Court of Appeal offers compensation hope to victims of asbestos poisoning
In a landmark ruling that could pave the way for compensation for thousands of people suffering from cancer caused by asbestos, three Court of Appeal judges today upheld an appeal against the way the dangers of the lethal fibres are measured.
Caroline Pinfold from Fieldfisher successfully pursued the case of behalf of Veronica Bussey whose husband David died from the disease in 2016.
Hundreds of sufferers from mesothelioma, the cancer caused by asbestos, could have been denied access to vital funds for private treatment because data produced by HM Factory Inspectorate in the 1970s have been wrongly assumed to absolve employers of responsibility.
Peter Williams, head of asbestos claims at Fieldfisher, said:
“These data that measured levels of asbestos fibres in the air have been wrongly applied by employers and their lawyers to deny or delay claimants the compensation they deserved.
“The guidelines created 40 or so years ago quantified the levels of fibres allowed in the air below which an employer would not be prosecuted. Instead, defendants and the courts have wrongly applied the measurements as a guide to employers of a so-called ‘safe’ level of asbestos that people could work in.
“This is never what the data were intended for. But following another legal case in 2011, Williams v the University of Birmingham, they became the test against which all other claims have since been measured. Finally, the judges have acknowledged that it is wrong.
“I know the ruling will come as a huge relief for mesothelioma sufferers and their families who have had their cases put on hold waiting for this decision. Sadly, many others will have died in the meantime without being given funds to pursue private immunotherapy treatment that could have given them some respite.”
David Bussey died aged 72 from mesothelioma caused by exposure to asbestos. He worked as a heating engineer for Anglia heating in the late 1960s. His job entailed cutting and manoeuvring asbestos cement pipes and rope, without any mask to protect him from the dust or advice about the risks.
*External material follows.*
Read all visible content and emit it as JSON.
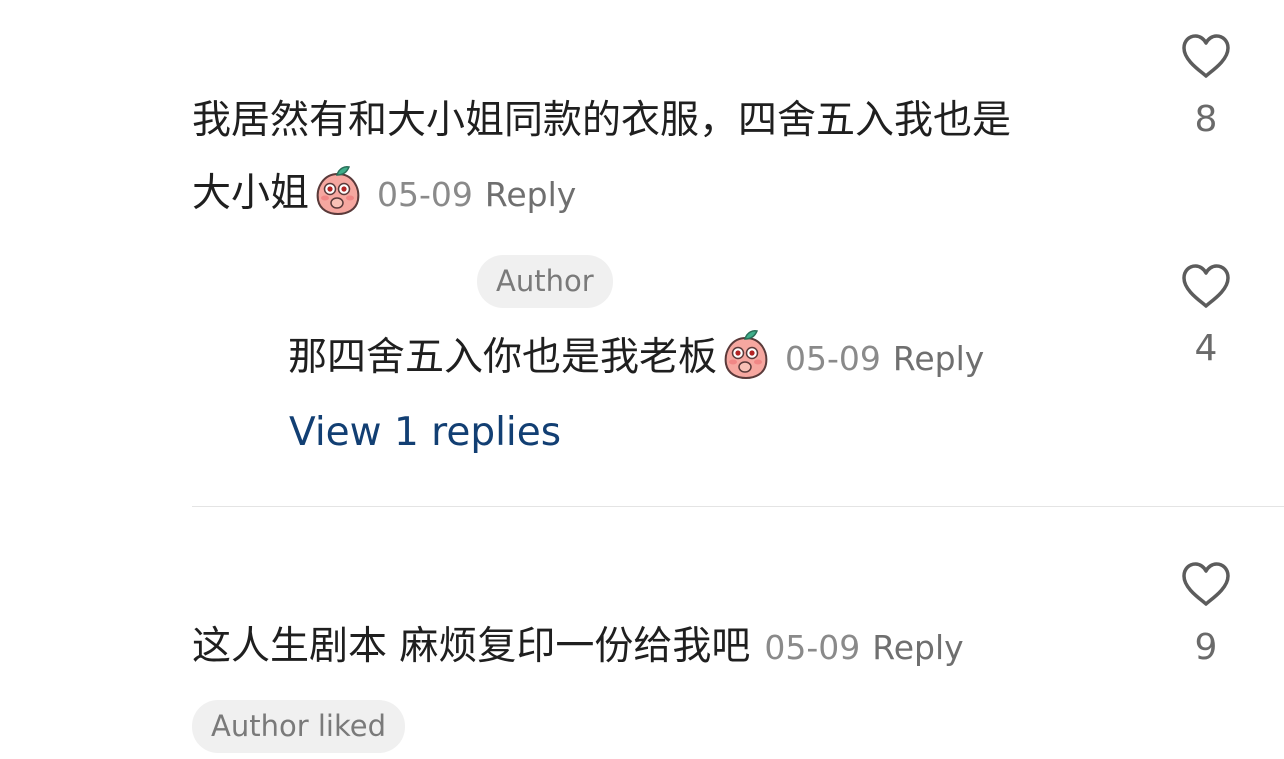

Veronica Bussey pursued a claim for compensation claim originally against one of her husband's employers, Pump Maintenance Limited, but her second claim against Anglia Heating Ltd for the balance of damages was dismissed by His Honour Judge Yelton in the High Court in May last year.
Judge Yelton decided he was bound to follow the case of Williams v University of Birmingham which was decided by the Court of Appeal in 2011.
Today’s ruling overturns that decision.